Instead, the fund forecasts the growth rate will steadily fall over the next five years to around 1.7%, assuming no major policy changes.

In April, the IMF said President Donald Trump's tax-overhaul plans and spending stimulus could boost the growth rate to 2.5% next year, up from 2.3% this year. But after talks with administration officials amid still-evolving policy plans, the fund says it can no longer factor such fiscal stimulus into its forecasts. The IMF now says the economy will expand by 2.1% this year and next.

The White House and congressional leadership are still looking at a tax overhaul this year.

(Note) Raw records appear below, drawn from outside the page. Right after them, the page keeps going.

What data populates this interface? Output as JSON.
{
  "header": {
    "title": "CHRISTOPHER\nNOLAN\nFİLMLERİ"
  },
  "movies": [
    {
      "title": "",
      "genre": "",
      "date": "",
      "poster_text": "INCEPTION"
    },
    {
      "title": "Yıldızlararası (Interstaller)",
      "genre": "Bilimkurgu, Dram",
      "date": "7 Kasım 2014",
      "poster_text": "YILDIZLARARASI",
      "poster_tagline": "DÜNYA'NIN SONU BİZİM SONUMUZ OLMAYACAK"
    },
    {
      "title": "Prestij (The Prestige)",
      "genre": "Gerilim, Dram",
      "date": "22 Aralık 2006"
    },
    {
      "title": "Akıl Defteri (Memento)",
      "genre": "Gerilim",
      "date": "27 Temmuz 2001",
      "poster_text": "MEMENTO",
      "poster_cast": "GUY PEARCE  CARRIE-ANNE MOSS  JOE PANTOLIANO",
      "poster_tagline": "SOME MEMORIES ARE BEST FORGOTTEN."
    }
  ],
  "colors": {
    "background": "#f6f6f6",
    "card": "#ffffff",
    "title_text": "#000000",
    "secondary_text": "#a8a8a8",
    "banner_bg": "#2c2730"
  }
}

But initial optimism about the administration's ability to get a tax revamp and infrastructure spending has faded in the face of mounting political hurdles.

Meanwhile, buoyant stock prices, one of the longest expansions in U.S. history and a precrisis jobless rate belie an economy facing considerable challenges ahead, the fund warned.

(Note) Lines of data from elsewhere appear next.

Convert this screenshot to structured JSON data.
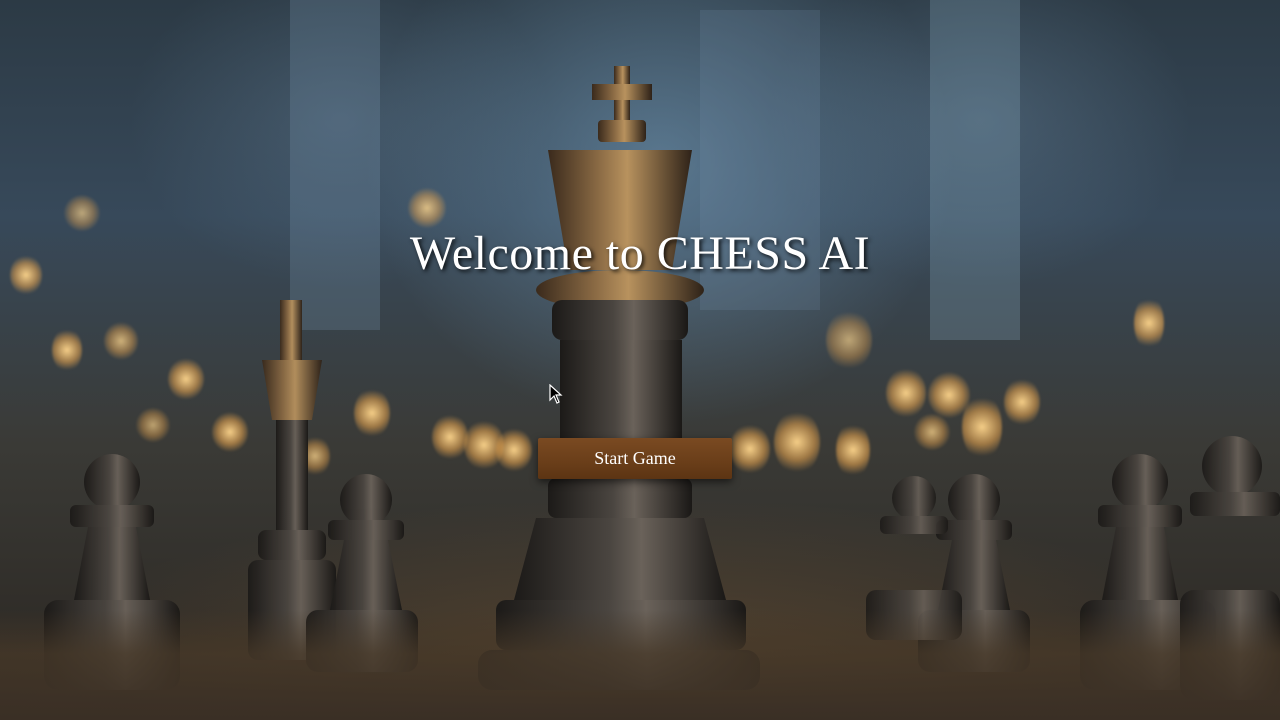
{
  "page": {
    "title": "Welcome to CHESS AI",
    "start_button_label": "Start Game"
  },
  "background": {
    "description_icon": "chess-king-hero-icon"
  },
  "colors": {
    "title_text": "#ffffff",
    "button_bg": "#6a3e19",
    "button_text": "#ffffff"
  }
}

Technology is reshaping product and labor markets, but productivity growth isn't picking up. An aging workforce is keeping a lid on labor-market expansion, a growth-sapping dynamic that may be exacerbated by more restrictive immigration policies. High government debt prevents spending-led stimulus. And a strong dollar -- estimated by the IMF to be 10% to 20% over a value economic fundamentals warrant -- is weighing on U.S. competitiveness.

"All in all, in our judgment, the U.S. economic model is not working as well as it could in generating broadly shared income growth," said Alejandro Werner, head of the IMF's Western Hemisphere department.

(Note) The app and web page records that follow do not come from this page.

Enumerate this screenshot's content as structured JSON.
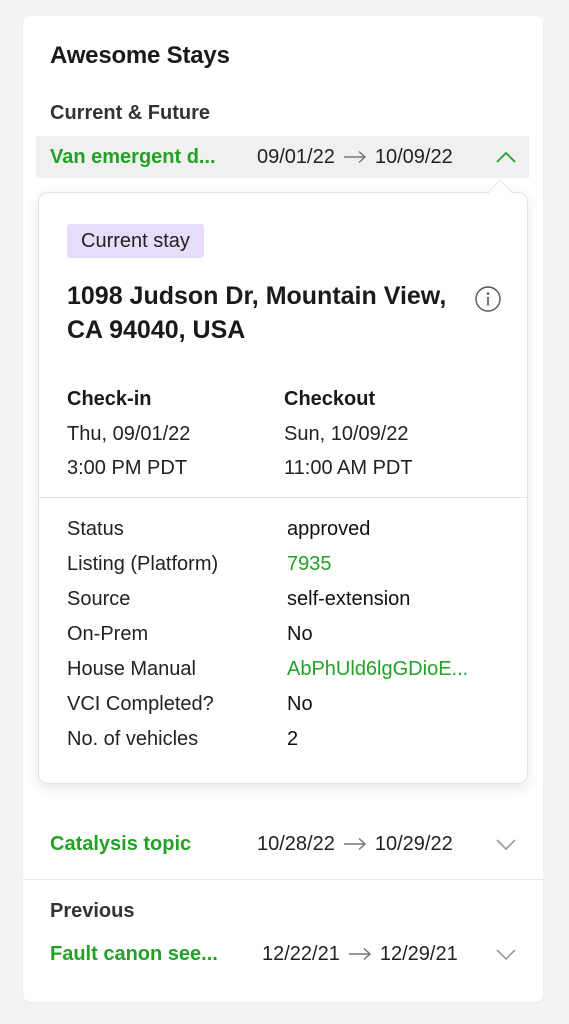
{
  "panel": {
    "title": "Awesome Stays"
  },
  "sections": {
    "current_future": "Current & Future",
    "previous": "Previous"
  },
  "stays": {
    "active": {
      "name": "Van emergent d...",
      "check_in": "09/01/22",
      "check_out": "10/09/22",
      "expanded": true
    },
    "second": {
      "name": "Catalysis topic",
      "check_in": "10/28/22",
      "check_out": "10/29/22",
      "expanded": false
    },
    "previous": {
      "name": "Fault canon see...",
      "check_in": "12/22/21",
      "check_out": "12/29/21",
      "expanded": false
    }
  },
  "details": {
    "badge": "Current stay",
    "address": "1098 Judson Dr, Mountain View, CA 94040, USA",
    "checkin_label": "Check-in",
    "checkin_date": "Thu, 09/01/22",
    "checkin_time": "3:00 PM PDT",
    "checkout_label": "Checkout",
    "checkout_date": "Sun, 10/09/22",
    "checkout_time": "11:00 AM PDT",
    "fields": [
      {
        "label": "Status",
        "value": "approved"
      },
      {
        "label": "Listing (Platform)",
        "value": "7935"
      },
      {
        "label": "Source",
        "value": "self-extension"
      },
      {
        "label": "On-Prem",
        "value": "No"
      },
      {
        "label": "House Manual",
        "value": "AbPhUld6lgGDioE..."
      },
      {
        "label": "VCI Completed?",
        "value": "No"
      },
      {
        "label": "No. of vehicles",
        "value": "2"
      }
    ]
  },
  "colors": {
    "accent": "#23a127",
    "badge_bg": "#e7dcf9"
  },
  "icons": [
    "arrow-right-icon",
    "chevron-up-icon",
    "chevron-down-icon",
    "info-icon"
  ]
}
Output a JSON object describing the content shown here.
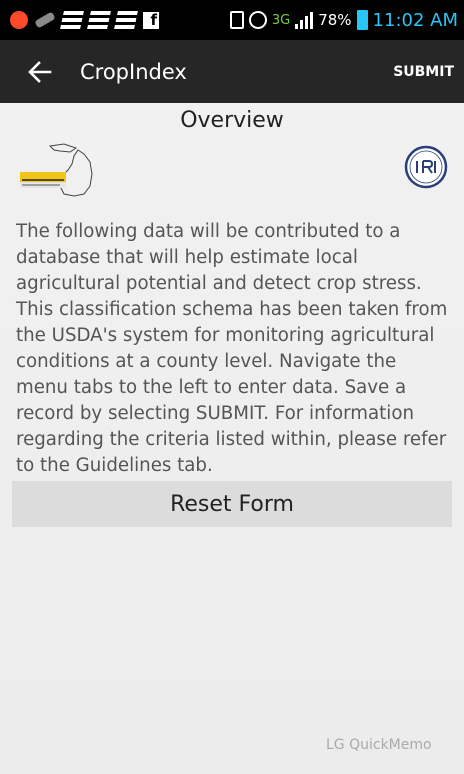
{
  "status_bar": {
    "network": "3G",
    "battery": "78%",
    "time": "11:02 AM",
    "colors": {
      "accent": "#27c6f5",
      "network": "#7ad04b"
    }
  },
  "action_bar": {
    "title": "CropIndex",
    "submit_label": "SUBMIT"
  },
  "content": {
    "heading": "Overview",
    "logos": {
      "left_logo": "Michigan Tech Research Institute",
      "right_logo": "IRI"
    },
    "description": "The following data will be contributed to a database that will help estimate local agricultural potential and detect crop stress. This classification schema has been taken from the USDA's system for monitoring agricultural conditions at a county level. Navigate the menu tabs to the left to enter data. Save a record by selecting SUBMIT. For information regarding the criteria listed within, please refer to the Guidelines tab.",
    "reset_label": "Reset Form"
  },
  "overlay": {
    "quickmemo": "LG QuickMemo"
  }
}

The Trump administration says its economic platform -- including cutting corporate and income taxes, boosting infrastructure spending and reducing regulations -- will push growth up to a sustained rate of 3% to 4% a year and cut unhealthy government debt levels.

The IMF disagreed, questioning whether the package as proposed will deliver the administration's long-term growth targets, balance the budget and cut public debt.

"Even with an ideal constellation of progrowth policies, the potential growth dividend is likely to be less than that projected in the budget and will take longer to materialize," the IMF said. International experience and U.S. history suggest a sustained acceleration in annual growth of more than 1 percentage point is unlikely, the IMF said.

The U.S. Treasury said in a statement Tuesday, "We appreciate the IMF's support of the administration's broad policy objectives, including the need to stimulate infrastructure investment, simplify the tax system, and boost educational opportunities."

The fund backs an overhaul of the U.S. tax code, cutting corporate taxes, and getting rid of exemptions. It also supports budget belt-tightening to slim the deficit and trim public debt, and boosting infrastructure spending. But the fund says the administration's plan doesn't add up.

"The consultation revealed differences on a range of policies and left open questions as to whether the administration's proposed policy strategies are best suited to achieve their intended purpose," the fund said.

To put the country's finances back on a healthy path, the IMF said, some sort of consumption tax would be necessary, such as a tax on carbon emissions or gasoline. And, it said, Mr. Trump's proposed budget cuts would disproportionately affect the poor and middle class and should be moderated.

The fund also warned against a White House plan to invoke national security to raise tariffs on steel imports, saying there was room for renegotiating trade deals such as the North American Free Trade Agreement in a way that was mutually beneficial.

"The U.S. ought to be judicious in its use of import restrictions on national security grounds and avoid measures that inadvertently weaken, rather than strengthen, the overall economy," it said.

Given the weaknesses in the economy, the fund said the Federal Reserve should aim to temporarily overshoot its 2% inflation target by gradually easing into its planned interest-rate increases.

Write to Ian Talley at

(END) Dow Jones Newswires

June 27, 2017 14:57 ET (18:57 GMT)